- **How to complete this task**
Copy out each line of the material exactly. Pictures do not belong in the copy.
──────────────────────────────
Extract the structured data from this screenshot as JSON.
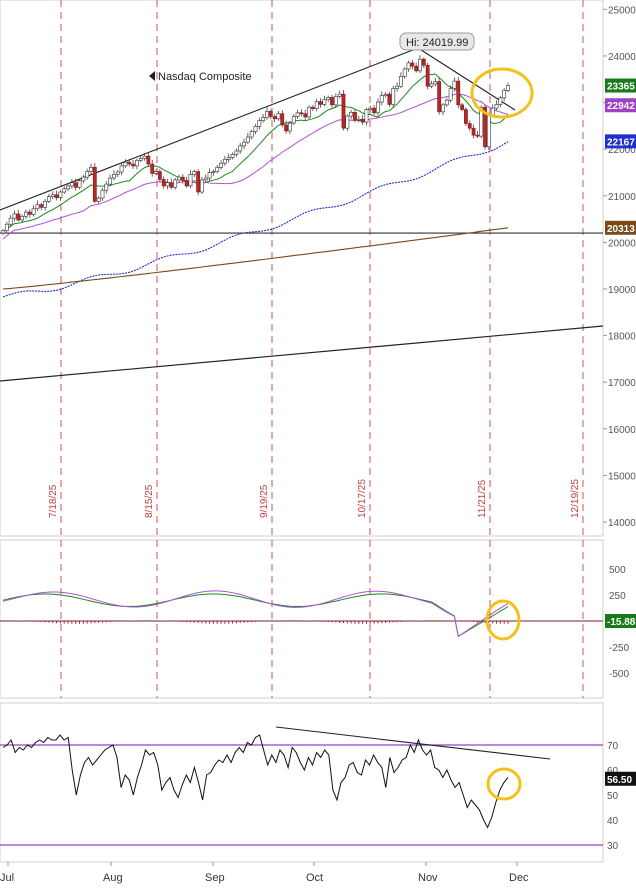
{
  "chart_data": {
    "type": "line",
    "title": "Nasdaq Composite",
    "date_labels": [
      "7/18/25",
      "8/15/25",
      "9/19/25",
      "10/17/25",
      "11/21/25",
      "12/19/25"
    ],
    "month_labels": [
      "Jul",
      "Aug",
      "Sep",
      "Oct",
      "Nov",
      "Dec"
    ],
    "hi_label": "Hi: 24019.99",
    "price_panel": {
      "yticks": [
        "25000",
        "24000",
        "23000",
        "22000",
        "21000",
        "20000",
        "19000",
        "18000",
        "17000",
        "16000",
        "15000",
        "14000"
      ],
      "ylim": [
        13700,
        25200
      ],
      "price_badges": [
        {
          "text": "23365",
          "value": 23365,
          "color": "#1a7a1a"
        },
        {
          "text": "22942",
          "value": 22942,
          "color": "#a040c8"
        },
        {
          "text": "22167",
          "value": 22167,
          "color": "#1f2fd0"
        },
        {
          "text": "20313",
          "value": 20313,
          "color": "#7a4a1a"
        }
      ],
      "horizontal_line": 20200,
      "candles": {
        "start_close": 20250,
        "closes": [
          20250,
          20390,
          20520,
          20610,
          20480,
          20560,
          20650,
          20600,
          20720,
          20810,
          20750,
          20880,
          20980,
          21020,
          20960,
          21080,
          21150,
          21210,
          21280,
          21180,
          21320,
          21400,
          21520,
          21610,
          20880,
          20950,
          21120,
          21250,
          21380,
          21460,
          21510,
          21640,
          21720,
          21680,
          21640,
          21760,
          21800,
          21850,
          21680,
          21480,
          21520,
          21350,
          21210,
          21280,
          21180,
          21340,
          21400,
          21330,
          21210,
          21460,
          21520,
          21080,
          21340,
          21380,
          21500,
          21520,
          21610,
          21700,
          21780,
          21820,
          21890,
          21960,
          22070,
          22150,
          22260,
          22380,
          22490,
          22610,
          22680,
          22810,
          22700,
          22650,
          22760,
          22520,
          22390,
          22560,
          22700,
          22780,
          22760,
          22690,
          22900,
          22870,
          23020,
          22960,
          23060,
          23110,
          22950,
          23130,
          23180,
          22450,
          22710,
          22790,
          22620,
          22640,
          22580,
          22850,
          22880,
          22780,
          23010,
          23150,
          23180,
          22960,
          23300,
          23350,
          23560,
          23720,
          23850,
          23780,
          23680,
          23930,
          23800,
          23350,
          23400,
          23450,
          22800,
          22950,
          23050,
          23300,
          23460,
          22950,
          22850,
          22550,
          22450,
          22300,
          22280,
          22900,
          22050,
          22720,
          22880,
          22960,
          23100,
          23260,
          23365
        ]
      }
    },
    "macd_panel": {
      "yticks": [
        "500",
        "250",
        "-250",
        "-500"
      ],
      "badge": "-15.88"
    },
    "rsi_panel": {
      "yticks": [
        "70",
        "60",
        "50",
        "40",
        "30"
      ],
      "badge": "56.50",
      "values": [
        69,
        70,
        72,
        67,
        69,
        68,
        70,
        69,
        71,
        72,
        71,
        73,
        72,
        72,
        74,
        72,
        73,
        60,
        50,
        58,
        63,
        65,
        62,
        64,
        66,
        68,
        69,
        70,
        65,
        53,
        58,
        56,
        50,
        57,
        62,
        68,
        66,
        67,
        62,
        52,
        55,
        57,
        52,
        49,
        54,
        58,
        55,
        61,
        55,
        48,
        58,
        59,
        62,
        64,
        63,
        66,
        63,
        67,
        69,
        67,
        71,
        70,
        73,
        74,
        68,
        62,
        66,
        63,
        68,
        66,
        61,
        69,
        67,
        63,
        60,
        65,
        62,
        67,
        65,
        68,
        66,
        52,
        48,
        55,
        57,
        62,
        63,
        59,
        58,
        64,
        62,
        66,
        63,
        61,
        53,
        65,
        59,
        61,
        64,
        65,
        70,
        67,
        72,
        68,
        66,
        68,
        61,
        60,
        57,
        60,
        56,
        53,
        55,
        50,
        45,
        48,
        46,
        44,
        40,
        37,
        41,
        47,
        52,
        55,
        57
      ]
    }
  }
}
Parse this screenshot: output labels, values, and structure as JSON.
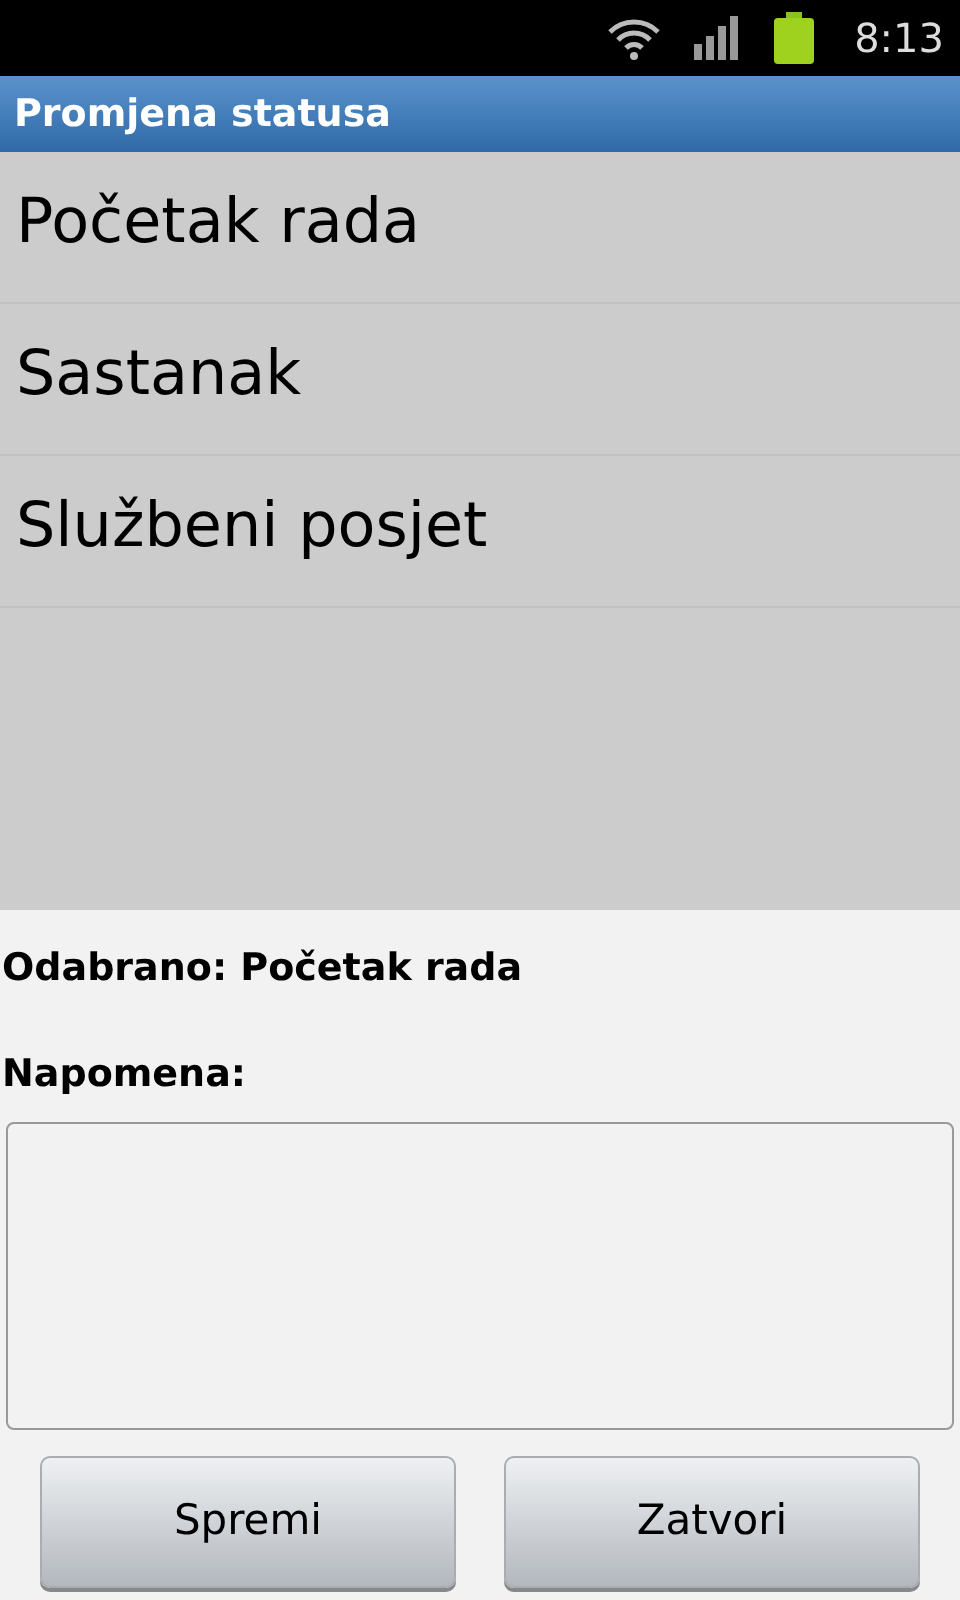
{
  "status_bar": {
    "time": "8:13"
  },
  "window": {
    "title": "Promjena statusa"
  },
  "list": {
    "items": [
      {
        "label": "Početak rada"
      },
      {
        "label": "Sastanak"
      },
      {
        "label": "Službeni posjet"
      }
    ]
  },
  "selection_text": "Odabrano: Početak rada",
  "note": {
    "label": "Napomena:"
  },
  "buttons": [
    {
      "label": "Spremi"
    },
    {
      "label": "Zatvori"
    }
  ]
}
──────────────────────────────
- **Exercise output**
Extract the structured data from this screenshot as JSON.
{
  "chart_data": {
    "type": "line",
    "title": "Nasdaq Composite",
    "date_labels": [
      "7/18/25",
      "8/15/25",
      "9/19/25",
      "10/17/25",
      "11/21/25",
      "12/19/25"
    ],
    "month_labels": [
      "Jul",
      "Aug",
      "Sep",
      "Oct",
      "Nov",
      "Dec"
    ],
    "hi_label": "Hi: 24019.99",
    "price_panel": {
      "yticks": [
        "25000",
        "24000",
        "23000",
        "22000",
        "21000",
        "20000",
        "19000",
        "18000",
        "17000",
        "16000",
        "15000",
        "14000"
      ],
      "ylim": [
        13700,
        25200
      ],
      "price_badges": [
        {
          "text": "23365",
          "value": 23365,
          "color": "#1a7a1a"
        },
        {
          "text": "22942",
          "value": 22942,
          "color": "#a040c8"
        },
        {
          "text": "22167",
          "value": 22167,
          "color": "#1f2fd0"
        },
        {
          "text": "20313",
          "value": 20313,
          "color": "#7a4a1a"
        }
      ],
      "horizontal_line": 20200,
      "candles": {
        "start_close": 20250,
        "closes": [
          20250,
          20390,
          20520,
          20610,
          20480,
          20560,
          20650,
          20600,
          20720,
          20810,
          20750,
          20880,
          20980,
          21020,
          20960,
          21080,
          21150,
          21210,
          21280,
          21180,
          21320,
          21400,
          21520,
          21610,
          20880,
          20950,
          21120,
          21250,
          21380,
          21460,
          21510,
          21640,
          21720,
          21680,
          21640,
          21760,
          21800,
          21850,
          21680,
          21480,
          21520,
          21350,
          21210,
          21280,
          21180,
          21340,
          21400,
          21330,
          21210,
          21460,
          21520,
          21080,
          21340,
          21380,
          21500,
          21520,
          21610,
          21700,
          21780,
          21820,
          21890,
          21960,
          22070,
          22150,
          22260,
          22380,
          22490,
          22610,
          22680,
          22810,
          22700,
          22650,
          22760,
          22520,
          22390,
          22560,
          22700,
          22780,
          22760,
          22690,
          22900,
          22870,
          23020,
          22960,
          23060,
          23110,
          22950,
          23130,
          23180,
          22450,
          22710,
          22790,
          22620,
          22640,
          22580,
          22850,
          22880,
          22780,
          23010,
          23150,
          23180,
          22960,
          23300,
          23350,
          23560,
          23720,
          23850,
          23780,
          23680,
          23930,
          23800,
          23350,
          23400,
          23450,
          22800,
          22950,
          23050,
          23300,
          23460,
          22950,
          22850,
          22550,
          22450,
          22300,
          22280,
          22900,
          22050,
          22720,
          22880,
          22960,
          23100,
          23260,
          23365
        ]
      }
    },
    "macd_panel": {
      "yticks": [
        "500",
        "250",
        "-250",
        "-500"
      ],
      "badge": "-15.88"
    },
    "rsi_panel": {
      "yticks": [
        "70",
        "60",
        "50",
        "40",
        "30"
      ],
      "badge": "56.50",
      "values": [
        69,
        70,
        72,
        67,
        69,
        68,
        70,
        69,
        71,
        72,
        71,
        73,
        72,
        72,
        74,
        72,
        73,
        60,
        50,
        58,
        63,
        65,
        62,
        64,
        66,
        68,
        69,
        70,
        65,
        53,
        58,
        56,
        50,
        57,
        62,
        68,
        66,
        67,
        62,
        52,
        55,
        57,
        52,
        49,
        54,
        58,
        55,
        61,
        55,
        48,
        58,
        59,
        62,
        64,
        63,
        66,
        63,
        67,
        69,
        67,
        71,
        70,
        73,
        74,
        68,
        62,
        66,
        63,
        68,
        66,
        61,
        69,
        67,
        63,
        60,
        65,
        62,
        67,
        65,
        68,
        66,
        52,
        48,
        55,
        57,
        62,
        63,
        59,
        58,
        64,
        62,
        66,
        63,
        61,
        53,
        65,
        59,
        61,
        64,
        65,
        70,
        67,
        72,
        68,
        66,
        68,
        61,
        60,
        57,
        60,
        56,
        53,
        55,
        50,
        45,
        48,
        46,
        44,
        40,
        37,
        41,
        47,
        52,
        55,
        57
      ]
    }
  }
}
Parse this screenshot: output labels, values, and structure as JSON.
{
  "status_bar": {
    "time": "8:13"
  },
  "window": {
    "title": "Promjena statusa"
  },
  "list": {
    "items": [
      {
        "label": "Početak rada"
      },
      {
        "label": "Sastanak"
      },
      {
        "label": "Službeni posjet"
      }
    ]
  },
  "selection_text": "Odabrano: Početak rada",
  "note": {
    "label": "Napomena:"
  },
  "buttons": [
    {
      "label": "Spremi"
    },
    {
      "label": "Zatvori"
    }
  ]
}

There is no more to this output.